Amazon Publishing currently publishes fiction under four imprints in the UK: Thomas & Mercer, Lake Union Publishing, Montlake Romance and 47 North. In the US, Little A publishes literary fiction and non-fiction, but in the UK it will currently just focus on non-fiction.
“For the past year or so, we have kept our ears to the ground and worked hard to bring exciting, original non-fiction to the list,” Deacon said. “We are looking for thought-provoking, progressive content. Subjects range from memoir and biography to history, science, lifestyle and general popular culture. We’re seeking UK authors who are unafraid to challenge the status quo, and who can find the narrative in the everyday. We have some brilliant books lined up and will be announcing our first UK non-fiction acquisitions soon.”
Eoin Purcell, head of Amazon Publishing UK, said that “growing the UK division of Amazon Publishing is something we are really happy to do. Authors are at the heart of our business and we can do the same for non-fiction just as effectively as we now do for fiction. There have already been some really promising submissions from agents and we look forward to seeing many more”.
Dominic Myers, director of Amazon Publishing EU, added: “We’re delighted to have helped our fiction authors to be successful in both the UK and globally, and we’re now excited to bring our first UK non-fiction authors to UK and global readers.”
Literary agent Robert Caskie, of Caskie Mushens, welcomed the news. “I think it is brilliant that Amazon is doing this,” he told The Bookseller. “It can only expand the readership of all types of non-fiction and means there are more possibilities for all writers to be published.

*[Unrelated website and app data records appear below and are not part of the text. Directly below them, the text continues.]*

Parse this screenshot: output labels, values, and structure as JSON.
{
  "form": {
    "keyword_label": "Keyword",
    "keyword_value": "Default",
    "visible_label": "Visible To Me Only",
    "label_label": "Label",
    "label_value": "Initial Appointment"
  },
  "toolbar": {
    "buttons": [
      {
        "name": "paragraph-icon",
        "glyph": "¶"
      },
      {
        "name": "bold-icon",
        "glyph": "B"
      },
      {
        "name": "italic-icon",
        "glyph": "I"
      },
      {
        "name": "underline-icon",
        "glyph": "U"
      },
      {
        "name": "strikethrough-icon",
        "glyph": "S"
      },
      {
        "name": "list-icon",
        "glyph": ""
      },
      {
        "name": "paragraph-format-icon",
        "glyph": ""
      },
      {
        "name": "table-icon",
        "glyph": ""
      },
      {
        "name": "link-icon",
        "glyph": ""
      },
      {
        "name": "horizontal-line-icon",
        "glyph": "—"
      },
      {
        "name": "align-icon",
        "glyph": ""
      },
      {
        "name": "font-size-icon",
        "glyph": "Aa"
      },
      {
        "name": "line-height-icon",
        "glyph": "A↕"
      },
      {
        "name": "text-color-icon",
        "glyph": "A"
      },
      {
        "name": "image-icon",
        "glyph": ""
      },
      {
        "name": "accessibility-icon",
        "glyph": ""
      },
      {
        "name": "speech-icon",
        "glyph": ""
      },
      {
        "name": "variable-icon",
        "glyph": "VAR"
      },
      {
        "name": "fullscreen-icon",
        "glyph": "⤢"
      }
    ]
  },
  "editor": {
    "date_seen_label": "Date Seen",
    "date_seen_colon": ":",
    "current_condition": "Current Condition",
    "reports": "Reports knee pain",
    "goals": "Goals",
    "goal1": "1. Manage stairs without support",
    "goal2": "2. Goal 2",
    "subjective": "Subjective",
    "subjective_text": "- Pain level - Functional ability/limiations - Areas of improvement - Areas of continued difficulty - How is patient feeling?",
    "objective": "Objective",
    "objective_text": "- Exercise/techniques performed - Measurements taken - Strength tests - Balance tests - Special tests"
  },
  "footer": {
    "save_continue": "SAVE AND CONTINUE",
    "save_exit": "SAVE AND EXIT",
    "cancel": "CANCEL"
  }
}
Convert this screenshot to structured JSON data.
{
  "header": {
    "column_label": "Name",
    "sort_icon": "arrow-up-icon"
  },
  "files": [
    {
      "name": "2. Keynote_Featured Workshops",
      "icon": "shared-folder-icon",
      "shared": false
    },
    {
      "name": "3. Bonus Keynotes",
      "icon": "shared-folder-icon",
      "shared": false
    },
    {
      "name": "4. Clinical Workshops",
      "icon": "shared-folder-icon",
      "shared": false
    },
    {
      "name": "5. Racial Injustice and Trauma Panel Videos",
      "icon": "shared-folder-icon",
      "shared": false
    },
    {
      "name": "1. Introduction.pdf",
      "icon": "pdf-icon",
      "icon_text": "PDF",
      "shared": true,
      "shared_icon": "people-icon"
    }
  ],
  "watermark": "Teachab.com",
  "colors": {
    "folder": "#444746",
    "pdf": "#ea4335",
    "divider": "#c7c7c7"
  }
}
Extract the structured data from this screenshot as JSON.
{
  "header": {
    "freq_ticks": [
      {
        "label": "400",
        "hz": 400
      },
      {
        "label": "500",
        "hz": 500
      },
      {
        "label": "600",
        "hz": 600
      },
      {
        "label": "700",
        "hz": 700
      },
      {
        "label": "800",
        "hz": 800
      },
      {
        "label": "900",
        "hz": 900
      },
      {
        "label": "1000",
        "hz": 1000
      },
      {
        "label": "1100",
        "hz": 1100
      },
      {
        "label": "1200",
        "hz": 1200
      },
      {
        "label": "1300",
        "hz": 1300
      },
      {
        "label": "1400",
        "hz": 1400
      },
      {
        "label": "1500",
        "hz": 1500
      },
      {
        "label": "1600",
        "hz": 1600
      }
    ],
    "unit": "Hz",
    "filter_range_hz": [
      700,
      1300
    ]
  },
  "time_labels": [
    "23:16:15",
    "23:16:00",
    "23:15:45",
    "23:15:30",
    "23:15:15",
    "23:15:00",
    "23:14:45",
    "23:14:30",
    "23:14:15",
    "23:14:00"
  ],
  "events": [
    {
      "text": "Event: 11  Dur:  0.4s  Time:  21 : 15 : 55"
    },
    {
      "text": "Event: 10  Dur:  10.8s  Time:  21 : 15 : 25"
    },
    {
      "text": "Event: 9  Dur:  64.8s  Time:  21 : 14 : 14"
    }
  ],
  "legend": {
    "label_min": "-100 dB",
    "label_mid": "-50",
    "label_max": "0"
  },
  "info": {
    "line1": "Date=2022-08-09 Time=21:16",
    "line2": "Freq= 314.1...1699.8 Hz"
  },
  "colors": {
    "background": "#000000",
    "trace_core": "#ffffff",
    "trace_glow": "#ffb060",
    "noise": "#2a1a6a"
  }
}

“It will bring a different type of readership to the e-book. At the moment it is seen as genre fiction. It is about servicing the readers’ needs and how people read in lots of different ways. And lots of readers of non-fiction listen on audio so it will fit in seamlessly with that, in terms of how Audible picks up from where you have been reading in e-book.”
He suggested the news could encourage other publishers to up their game in non-fiction publishing.
“It will be interesting to see how this works – how they market and sell books,” he said. “It is a chance for other publishers to look at how they publish non-fiction as well.”
However Caskie questioned whether Amazon would still be looking to acquire world English rights, as it does with fiction, and whether this would mean all the non-fiction titles would have to be relevant to America as well as Britain.
Fellow agent Piers Blofeld, of Sheil Land Associates, was more cautious about the announcement. He said: “While I am always pleased to see publishers branching into new types of publishing I am not sure successfully it will work given non-fiction has not traditionally been a strong category in e-book. Of course it is always hard to know with Amazon because they share such little data.
However, he believes there are “undoubtedly types of narrative non-fiction it will work with, and some of the popular areas such as Call The Midwife could work very well”.
Amazon Publishing's print sales through Nielsen Bookscan have risen in value year-on-year every year since 2009, when it made £832. In 2017, Amazon Publishing titles pulled in £624,440, representing 74,952% jump in eight years. Adult Fiction accounted for £531,056 of that figure last year, comprising 85% of the total.